What is required: Say how many of the lines below include the word "Source", and write nothing else.

Data items
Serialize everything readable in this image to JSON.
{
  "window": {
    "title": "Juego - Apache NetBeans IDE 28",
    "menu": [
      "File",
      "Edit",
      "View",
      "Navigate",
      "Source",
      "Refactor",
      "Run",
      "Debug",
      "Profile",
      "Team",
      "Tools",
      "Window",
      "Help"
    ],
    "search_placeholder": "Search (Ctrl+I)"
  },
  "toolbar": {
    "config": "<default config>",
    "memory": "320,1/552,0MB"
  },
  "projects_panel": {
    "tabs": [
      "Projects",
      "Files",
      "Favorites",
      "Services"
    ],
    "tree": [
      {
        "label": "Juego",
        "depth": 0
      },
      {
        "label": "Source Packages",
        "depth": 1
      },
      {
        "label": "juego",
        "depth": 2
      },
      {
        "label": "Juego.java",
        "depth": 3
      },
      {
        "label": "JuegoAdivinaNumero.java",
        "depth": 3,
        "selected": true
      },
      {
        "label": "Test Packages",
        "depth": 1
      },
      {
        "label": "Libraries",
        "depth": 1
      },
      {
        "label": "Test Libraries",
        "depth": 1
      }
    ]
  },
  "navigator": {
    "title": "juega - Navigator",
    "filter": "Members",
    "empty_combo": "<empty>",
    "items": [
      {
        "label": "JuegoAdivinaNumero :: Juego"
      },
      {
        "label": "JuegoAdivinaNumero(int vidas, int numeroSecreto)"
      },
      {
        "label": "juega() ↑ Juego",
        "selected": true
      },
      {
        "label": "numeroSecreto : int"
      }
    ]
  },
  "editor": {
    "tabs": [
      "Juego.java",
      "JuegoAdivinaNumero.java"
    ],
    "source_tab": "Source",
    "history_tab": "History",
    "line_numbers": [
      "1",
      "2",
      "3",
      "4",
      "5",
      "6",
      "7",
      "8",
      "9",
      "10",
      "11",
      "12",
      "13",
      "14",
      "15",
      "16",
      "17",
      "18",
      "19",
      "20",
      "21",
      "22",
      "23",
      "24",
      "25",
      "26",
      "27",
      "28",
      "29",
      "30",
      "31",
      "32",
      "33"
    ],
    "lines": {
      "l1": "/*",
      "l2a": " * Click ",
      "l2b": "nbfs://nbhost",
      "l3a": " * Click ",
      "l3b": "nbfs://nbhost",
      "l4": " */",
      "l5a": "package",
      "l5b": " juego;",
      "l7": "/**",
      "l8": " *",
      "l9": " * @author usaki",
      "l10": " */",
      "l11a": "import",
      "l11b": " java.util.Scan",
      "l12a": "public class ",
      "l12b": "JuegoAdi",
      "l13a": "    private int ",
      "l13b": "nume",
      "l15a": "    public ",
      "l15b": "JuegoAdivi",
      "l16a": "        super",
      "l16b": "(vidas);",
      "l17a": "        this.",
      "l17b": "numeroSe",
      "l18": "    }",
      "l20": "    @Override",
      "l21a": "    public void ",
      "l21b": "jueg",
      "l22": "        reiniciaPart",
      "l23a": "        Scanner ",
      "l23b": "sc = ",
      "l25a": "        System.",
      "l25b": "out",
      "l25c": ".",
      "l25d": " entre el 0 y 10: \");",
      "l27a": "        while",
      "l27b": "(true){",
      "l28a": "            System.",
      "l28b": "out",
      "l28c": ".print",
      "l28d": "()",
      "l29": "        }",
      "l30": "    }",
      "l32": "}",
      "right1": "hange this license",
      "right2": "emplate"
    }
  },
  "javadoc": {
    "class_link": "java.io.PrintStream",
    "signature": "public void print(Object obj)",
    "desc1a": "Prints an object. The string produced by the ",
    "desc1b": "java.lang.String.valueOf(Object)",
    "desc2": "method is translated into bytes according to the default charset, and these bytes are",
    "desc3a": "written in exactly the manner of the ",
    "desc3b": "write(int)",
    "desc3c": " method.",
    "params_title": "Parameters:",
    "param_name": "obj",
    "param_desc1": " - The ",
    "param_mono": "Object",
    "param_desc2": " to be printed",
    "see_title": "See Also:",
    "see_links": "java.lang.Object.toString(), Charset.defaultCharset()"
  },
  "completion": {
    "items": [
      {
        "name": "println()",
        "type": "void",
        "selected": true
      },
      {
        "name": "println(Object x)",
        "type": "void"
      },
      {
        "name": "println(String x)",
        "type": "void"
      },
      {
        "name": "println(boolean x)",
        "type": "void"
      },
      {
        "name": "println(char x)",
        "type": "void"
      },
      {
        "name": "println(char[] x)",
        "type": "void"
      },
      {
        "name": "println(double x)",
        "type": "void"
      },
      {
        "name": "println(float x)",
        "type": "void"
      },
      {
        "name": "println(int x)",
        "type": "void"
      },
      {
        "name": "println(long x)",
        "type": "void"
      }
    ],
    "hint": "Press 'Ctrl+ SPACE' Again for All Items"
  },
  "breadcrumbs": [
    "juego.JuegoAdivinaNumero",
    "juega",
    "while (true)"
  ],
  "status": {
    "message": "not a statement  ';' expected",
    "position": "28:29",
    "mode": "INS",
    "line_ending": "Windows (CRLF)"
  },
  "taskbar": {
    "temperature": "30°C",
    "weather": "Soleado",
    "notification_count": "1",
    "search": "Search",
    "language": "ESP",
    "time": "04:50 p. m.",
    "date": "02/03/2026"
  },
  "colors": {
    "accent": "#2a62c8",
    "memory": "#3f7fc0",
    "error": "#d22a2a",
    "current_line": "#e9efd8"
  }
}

Answer space: 3